EXERCISE: Nothing but the text of the records should come back; copy it exactly and leave the pictures out.

RECORDS TO USE:

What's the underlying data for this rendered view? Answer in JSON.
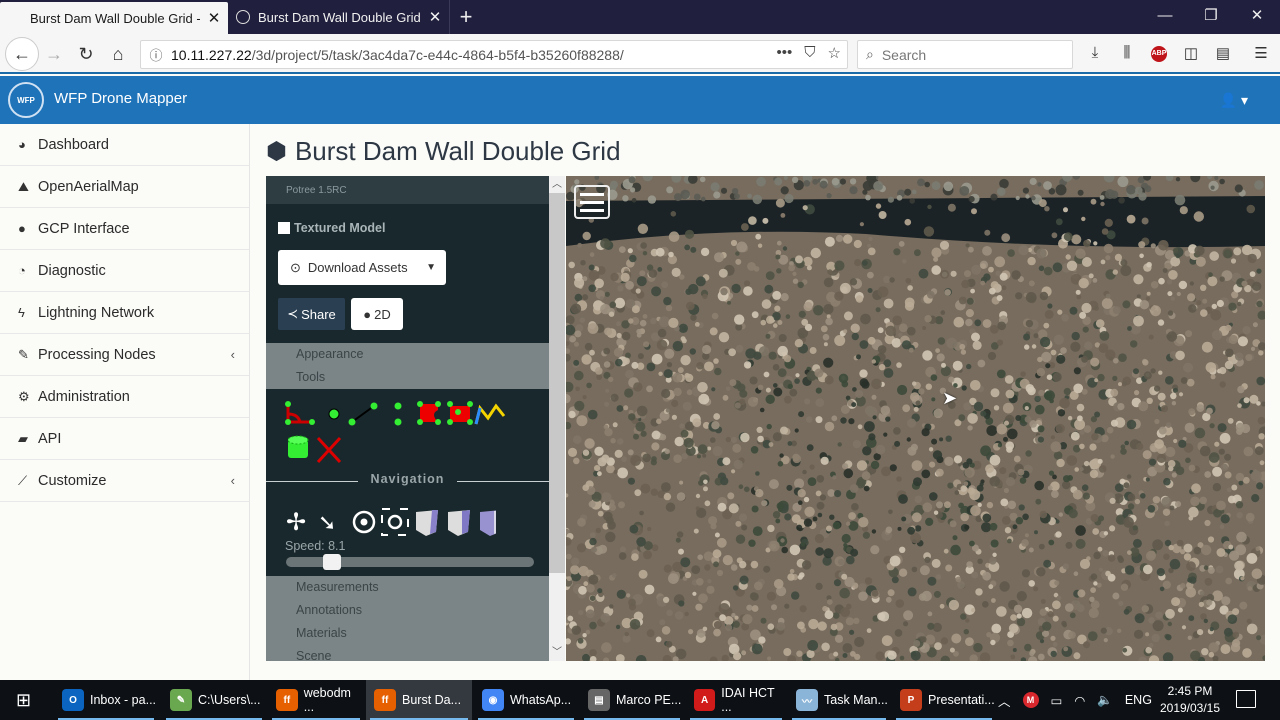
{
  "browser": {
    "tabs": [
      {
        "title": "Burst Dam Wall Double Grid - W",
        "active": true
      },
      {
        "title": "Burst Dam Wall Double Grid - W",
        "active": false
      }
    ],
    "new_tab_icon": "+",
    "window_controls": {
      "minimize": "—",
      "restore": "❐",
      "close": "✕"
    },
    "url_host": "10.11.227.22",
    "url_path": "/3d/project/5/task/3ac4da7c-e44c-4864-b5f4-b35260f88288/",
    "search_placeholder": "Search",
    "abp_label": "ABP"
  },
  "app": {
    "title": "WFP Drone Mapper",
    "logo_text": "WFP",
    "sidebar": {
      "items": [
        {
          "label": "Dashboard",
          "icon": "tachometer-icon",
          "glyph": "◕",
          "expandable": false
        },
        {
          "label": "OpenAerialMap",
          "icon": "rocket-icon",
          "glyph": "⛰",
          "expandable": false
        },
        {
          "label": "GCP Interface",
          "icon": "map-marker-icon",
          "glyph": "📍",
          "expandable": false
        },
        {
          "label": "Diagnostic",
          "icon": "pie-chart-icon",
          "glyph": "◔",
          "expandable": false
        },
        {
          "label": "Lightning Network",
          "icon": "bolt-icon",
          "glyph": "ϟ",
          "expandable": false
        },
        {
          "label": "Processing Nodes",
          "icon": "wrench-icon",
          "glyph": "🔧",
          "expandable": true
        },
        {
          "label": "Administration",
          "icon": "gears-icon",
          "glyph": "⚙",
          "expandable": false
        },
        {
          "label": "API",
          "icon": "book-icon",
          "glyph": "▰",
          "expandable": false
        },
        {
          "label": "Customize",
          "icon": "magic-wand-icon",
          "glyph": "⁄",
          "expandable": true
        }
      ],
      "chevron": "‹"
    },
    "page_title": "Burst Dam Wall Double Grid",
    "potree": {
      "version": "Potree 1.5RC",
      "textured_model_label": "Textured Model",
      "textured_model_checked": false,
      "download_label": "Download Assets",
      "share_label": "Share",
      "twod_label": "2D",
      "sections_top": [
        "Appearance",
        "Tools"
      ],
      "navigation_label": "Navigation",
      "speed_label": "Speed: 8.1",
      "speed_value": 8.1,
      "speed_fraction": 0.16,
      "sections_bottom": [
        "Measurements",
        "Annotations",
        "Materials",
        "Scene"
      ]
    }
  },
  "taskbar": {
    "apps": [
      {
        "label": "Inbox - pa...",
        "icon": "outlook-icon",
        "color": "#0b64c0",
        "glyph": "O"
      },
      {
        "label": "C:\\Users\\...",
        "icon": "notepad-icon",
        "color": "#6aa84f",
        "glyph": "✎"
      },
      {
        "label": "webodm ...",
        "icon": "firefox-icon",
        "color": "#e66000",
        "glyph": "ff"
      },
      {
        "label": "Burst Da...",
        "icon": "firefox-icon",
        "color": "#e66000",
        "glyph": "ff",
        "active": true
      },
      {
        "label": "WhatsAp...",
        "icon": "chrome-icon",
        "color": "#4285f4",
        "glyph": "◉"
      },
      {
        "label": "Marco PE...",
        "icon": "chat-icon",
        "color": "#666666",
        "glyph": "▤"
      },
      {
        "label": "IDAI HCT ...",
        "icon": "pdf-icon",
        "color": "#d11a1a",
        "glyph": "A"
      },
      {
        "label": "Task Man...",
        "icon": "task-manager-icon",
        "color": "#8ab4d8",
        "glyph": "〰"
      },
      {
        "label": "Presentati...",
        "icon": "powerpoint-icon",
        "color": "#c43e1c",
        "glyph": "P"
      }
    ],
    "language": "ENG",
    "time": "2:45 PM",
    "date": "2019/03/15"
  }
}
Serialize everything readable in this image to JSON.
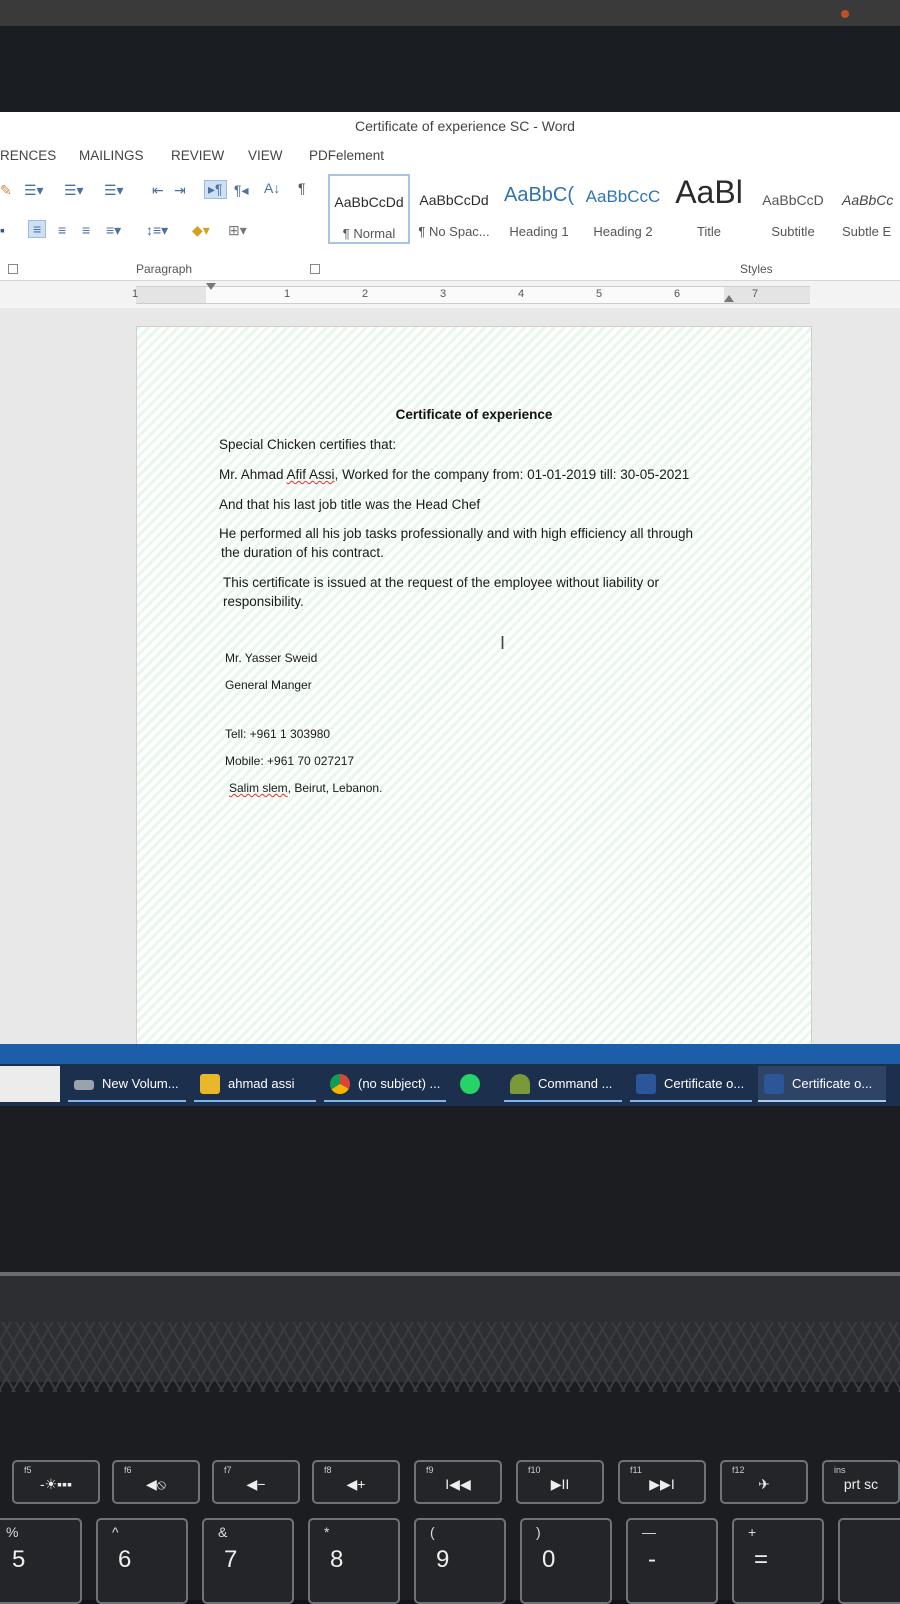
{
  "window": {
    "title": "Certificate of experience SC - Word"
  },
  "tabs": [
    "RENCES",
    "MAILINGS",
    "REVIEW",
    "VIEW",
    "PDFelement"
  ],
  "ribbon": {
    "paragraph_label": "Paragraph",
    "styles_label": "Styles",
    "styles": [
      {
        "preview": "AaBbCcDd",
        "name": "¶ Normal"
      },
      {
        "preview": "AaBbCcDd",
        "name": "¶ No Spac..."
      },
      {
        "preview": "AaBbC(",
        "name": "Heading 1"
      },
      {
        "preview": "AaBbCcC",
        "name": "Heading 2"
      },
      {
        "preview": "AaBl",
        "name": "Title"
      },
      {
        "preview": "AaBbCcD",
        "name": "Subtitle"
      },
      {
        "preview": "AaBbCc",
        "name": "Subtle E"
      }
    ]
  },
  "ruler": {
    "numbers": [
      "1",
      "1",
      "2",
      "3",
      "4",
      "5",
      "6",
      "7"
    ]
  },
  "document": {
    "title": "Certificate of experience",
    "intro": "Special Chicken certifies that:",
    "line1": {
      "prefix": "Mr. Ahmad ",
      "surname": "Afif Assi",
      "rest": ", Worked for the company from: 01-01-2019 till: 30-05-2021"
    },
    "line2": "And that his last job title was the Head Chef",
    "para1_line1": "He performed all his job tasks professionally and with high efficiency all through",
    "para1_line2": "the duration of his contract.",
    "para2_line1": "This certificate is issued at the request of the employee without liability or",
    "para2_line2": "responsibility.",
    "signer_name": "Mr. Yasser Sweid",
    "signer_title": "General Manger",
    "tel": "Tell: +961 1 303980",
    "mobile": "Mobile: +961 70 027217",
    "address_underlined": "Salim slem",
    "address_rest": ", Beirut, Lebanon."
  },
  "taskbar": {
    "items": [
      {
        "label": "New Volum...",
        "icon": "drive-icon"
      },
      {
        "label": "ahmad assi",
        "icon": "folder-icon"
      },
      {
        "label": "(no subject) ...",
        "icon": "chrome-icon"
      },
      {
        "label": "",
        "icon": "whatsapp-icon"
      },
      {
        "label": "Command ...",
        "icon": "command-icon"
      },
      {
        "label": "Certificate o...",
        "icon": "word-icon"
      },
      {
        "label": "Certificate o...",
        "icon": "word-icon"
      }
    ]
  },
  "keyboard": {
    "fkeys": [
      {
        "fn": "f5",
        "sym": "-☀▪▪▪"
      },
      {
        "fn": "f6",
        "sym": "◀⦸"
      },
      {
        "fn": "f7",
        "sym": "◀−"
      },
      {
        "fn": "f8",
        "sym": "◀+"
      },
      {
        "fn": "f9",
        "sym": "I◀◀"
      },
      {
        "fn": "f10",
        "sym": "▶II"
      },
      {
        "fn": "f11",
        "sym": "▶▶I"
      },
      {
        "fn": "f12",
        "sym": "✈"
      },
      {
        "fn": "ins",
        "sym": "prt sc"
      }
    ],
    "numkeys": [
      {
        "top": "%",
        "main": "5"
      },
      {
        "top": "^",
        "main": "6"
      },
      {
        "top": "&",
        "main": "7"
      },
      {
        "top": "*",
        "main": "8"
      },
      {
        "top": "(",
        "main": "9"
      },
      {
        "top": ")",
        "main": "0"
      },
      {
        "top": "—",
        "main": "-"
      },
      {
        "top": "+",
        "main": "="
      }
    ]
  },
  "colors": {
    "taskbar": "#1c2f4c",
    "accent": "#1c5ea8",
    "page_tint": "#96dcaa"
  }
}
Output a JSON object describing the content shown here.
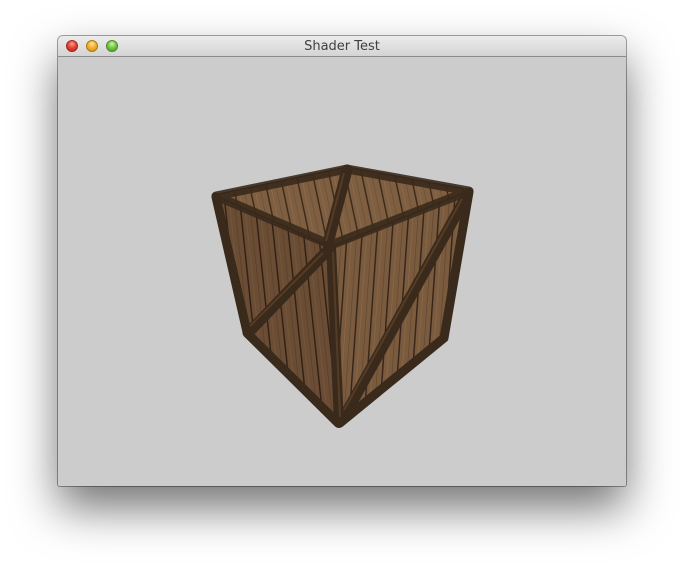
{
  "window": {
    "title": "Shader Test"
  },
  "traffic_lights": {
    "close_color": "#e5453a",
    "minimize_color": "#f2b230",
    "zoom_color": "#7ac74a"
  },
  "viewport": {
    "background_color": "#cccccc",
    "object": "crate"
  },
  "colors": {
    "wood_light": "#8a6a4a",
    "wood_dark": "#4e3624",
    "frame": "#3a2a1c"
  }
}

ANSWER FOR THIS EXERCISE:
What's the underlying data for this rendered view? Answer in JSON.
{
  "browser": {
    "tabs": [
      {
        "title": "Burst Dam Wall Double Grid - W",
        "active": true
      },
      {
        "title": "Burst Dam Wall Double Grid - W",
        "active": false
      }
    ],
    "new_tab_icon": "+",
    "window_controls": {
      "minimize": "—",
      "restore": "❐",
      "close": "✕"
    },
    "url_host": "10.11.227.22",
    "url_path": "/3d/project/5/task/3ac4da7c-e44c-4864-b5f4-b35260f88288/",
    "search_placeholder": "Search",
    "abp_label": "ABP"
  },
  "app": {
    "title": "WFP Drone Mapper",
    "logo_text": "WFP",
    "sidebar": {
      "items": [
        {
          "label": "Dashboard",
          "icon": "tachometer-icon",
          "glyph": "◕",
          "expandable": false
        },
        {
          "label": "OpenAerialMap",
          "icon": "rocket-icon",
          "glyph": "⛰",
          "expandable": false
        },
        {
          "label": "GCP Interface",
          "icon": "map-marker-icon",
          "glyph": "📍",
          "expandable": false
        },
        {
          "label": "Diagnostic",
          "icon": "pie-chart-icon",
          "glyph": "◔",
          "expandable": false
        },
        {
          "label": "Lightning Network",
          "icon": "bolt-icon",
          "glyph": "ϟ",
          "expandable": false
        },
        {
          "label": "Processing Nodes",
          "icon": "wrench-icon",
          "glyph": "🔧",
          "expandable": true
        },
        {
          "label": "Administration",
          "icon": "gears-icon",
          "glyph": "⚙",
          "expandable": false
        },
        {
          "label": "API",
          "icon": "book-icon",
          "glyph": "▰",
          "expandable": false
        },
        {
          "label": "Customize",
          "icon": "magic-wand-icon",
          "glyph": "⁄",
          "expandable": true
        }
      ],
      "chevron": "‹"
    },
    "page_title": "Burst Dam Wall Double Grid",
    "potree": {
      "version": "Potree 1.5RC",
      "textured_model_label": "Textured Model",
      "textured_model_checked": false,
      "download_label": "Download Assets",
      "share_label": "Share",
      "twod_label": "2D",
      "sections_top": [
        "Appearance",
        "Tools"
      ],
      "navigation_label": "Navigation",
      "speed_label": "Speed: 8.1",
      "speed_value": 8.1,
      "speed_fraction": 0.16,
      "sections_bottom": [
        "Measurements",
        "Annotations",
        "Materials",
        "Scene"
      ]
    }
  },
  "taskbar": {
    "apps": [
      {
        "label": "Inbox - pa...",
        "icon": "outlook-icon",
        "color": "#0b64c0",
        "glyph": "O"
      },
      {
        "label": "C:\\Users\\...",
        "icon": "notepad-icon",
        "color": "#6aa84f",
        "glyph": "✎"
      },
      {
        "label": "webodm ...",
        "icon": "firefox-icon",
        "color": "#e66000",
        "glyph": "ff"
      },
      {
        "label": "Burst Da...",
        "icon": "firefox-icon",
        "color": "#e66000",
        "glyph": "ff",
        "active": true
      },
      {
        "label": "WhatsAp...",
        "icon": "chrome-icon",
        "color": "#4285f4",
        "glyph": "◉"
      },
      {
        "label": "Marco PE...",
        "icon": "chat-icon",
        "color": "#666666",
        "glyph": "▤"
      },
      {
        "label": "IDAI HCT ...",
        "icon": "pdf-icon",
        "color": "#d11a1a",
        "glyph": "A"
      },
      {
        "label": "Task Man...",
        "icon": "task-manager-icon",
        "color": "#8ab4d8",
        "glyph": "〰"
      },
      {
        "label": "Presentati...",
        "icon": "powerpoint-icon",
        "color": "#c43e1c",
        "glyph": "P"
      }
    ],
    "language": "ENG",
    "time": "2:45 PM",
    "date": "2019/03/15"
  }
}
Serialize everything readable in this image to JSON.
{
  "window": {
    "title": "Certificate of experience SC - Word"
  },
  "tabs": [
    "RENCES",
    "MAILINGS",
    "REVIEW",
    "VIEW",
    "PDFelement"
  ],
  "ribbon": {
    "paragraph_label": "Paragraph",
    "styles_label": "Styles",
    "styles": [
      {
        "preview": "AaBbCcDd",
        "name": "¶ Normal"
      },
      {
        "preview": "AaBbCcDd",
        "name": "¶ No Spac..."
      },
      {
        "preview": "AaBbC(",
        "name": "Heading 1"
      },
      {
        "preview": "AaBbCcC",
        "name": "Heading 2"
      },
      {
        "preview": "AaBl",
        "name": "Title"
      },
      {
        "preview": "AaBbCcD",
        "name": "Subtitle"
      },
      {
        "preview": "AaBbCc",
        "name": "Subtle E"
      }
    ]
  },
  "ruler": {
    "numbers": [
      "1",
      "1",
      "2",
      "3",
      "4",
      "5",
      "6",
      "7"
    ]
  },
  "document": {
    "title": "Certificate of experience",
    "intro": "Special Chicken certifies that:",
    "line1": {
      "prefix": "Mr. Ahmad ",
      "surname": "Afif Assi",
      "rest": ", Worked for the company from: 01-01-2019 till: 30-05-2021"
    },
    "line2": "And that his last job title was the Head Chef",
    "para1_line1": "He performed all his job tasks professionally and with high efficiency all through",
    "para1_line2": "the duration of his contract.",
    "para2_line1": "This certificate is issued at the request of the employee without liability or",
    "para2_line2": "responsibility.",
    "signer_name": "Mr. Yasser Sweid",
    "signer_title": "General Manger",
    "tel": "Tell: +961 1 303980",
    "mobile": "Mobile: +961 70 027217",
    "address_underlined": "Salim slem",
    "address_rest": ", Beirut, Lebanon."
  },
  "taskbar": {
    "items": [
      {
        "label": "New Volum...",
        "icon": "drive-icon"
      },
      {
        "label": "ahmad assi",
        "icon": "folder-icon"
      },
      {
        "label": "(no subject) ...",
        "icon": "chrome-icon"
      },
      {
        "label": "",
        "icon": "whatsapp-icon"
      },
      {
        "label": "Command ...",
        "icon": "command-icon"
      },
      {
        "label": "Certificate o...",
        "icon": "word-icon"
      },
      {
        "label": "Certificate o...",
        "icon": "word-icon"
      }
    ]
  },
  "keyboard": {
    "fkeys": [
      {
        "fn": "f5",
        "sym": "-☀▪▪▪"
      },
      {
        "fn": "f6",
        "sym": "◀⦸"
      },
      {
        "fn": "f7",
        "sym": "◀−"
      },
      {
        "fn": "f8",
        "sym": "◀+"
      },
      {
        "fn": "f9",
        "sym": "I◀◀"
      },
      {
        "fn": "f10",
        "sym": "▶II"
      },
      {
        "fn": "f11",
        "sym": "▶▶I"
      },
      {
        "fn": "f12",
        "sym": "✈"
      },
      {
        "fn": "ins",
        "sym": "prt sc"
      }
    ],
    "numkeys": [
      {
        "top": "%",
        "main": "5"
      },
      {
        "top": "^",
        "main": "6"
      },
      {
        "top": "&",
        "main": "7"
      },
      {
        "top": "*",
        "main": "8"
      },
      {
        "top": "(",
        "main": "9"
      },
      {
        "top": ")",
        "main": "0"
      },
      {
        "top": "—",
        "main": "-"
      },
      {
        "top": "+",
        "main": "="
      }
    ]
  },
  "colors": {
    "taskbar": "#1c2f4c",
    "accent": "#1c5ea8",
    "page_tint": "#96dcaa"
  }
}
Output a JSON object describing the content shown here.
{
  "window": {
    "title": "Shader Test"
  },
  "traffic_lights": {
    "close_color": "#e5453a",
    "minimize_color": "#f2b230",
    "zoom_color": "#7ac74a"
  },
  "viewport": {
    "background_color": "#cccccc",
    "object": "crate"
  },
  "colors": {
    "wood_light": "#8a6a4a",
    "wood_dark": "#4e3624",
    "frame": "#3a2a1c"
  }
}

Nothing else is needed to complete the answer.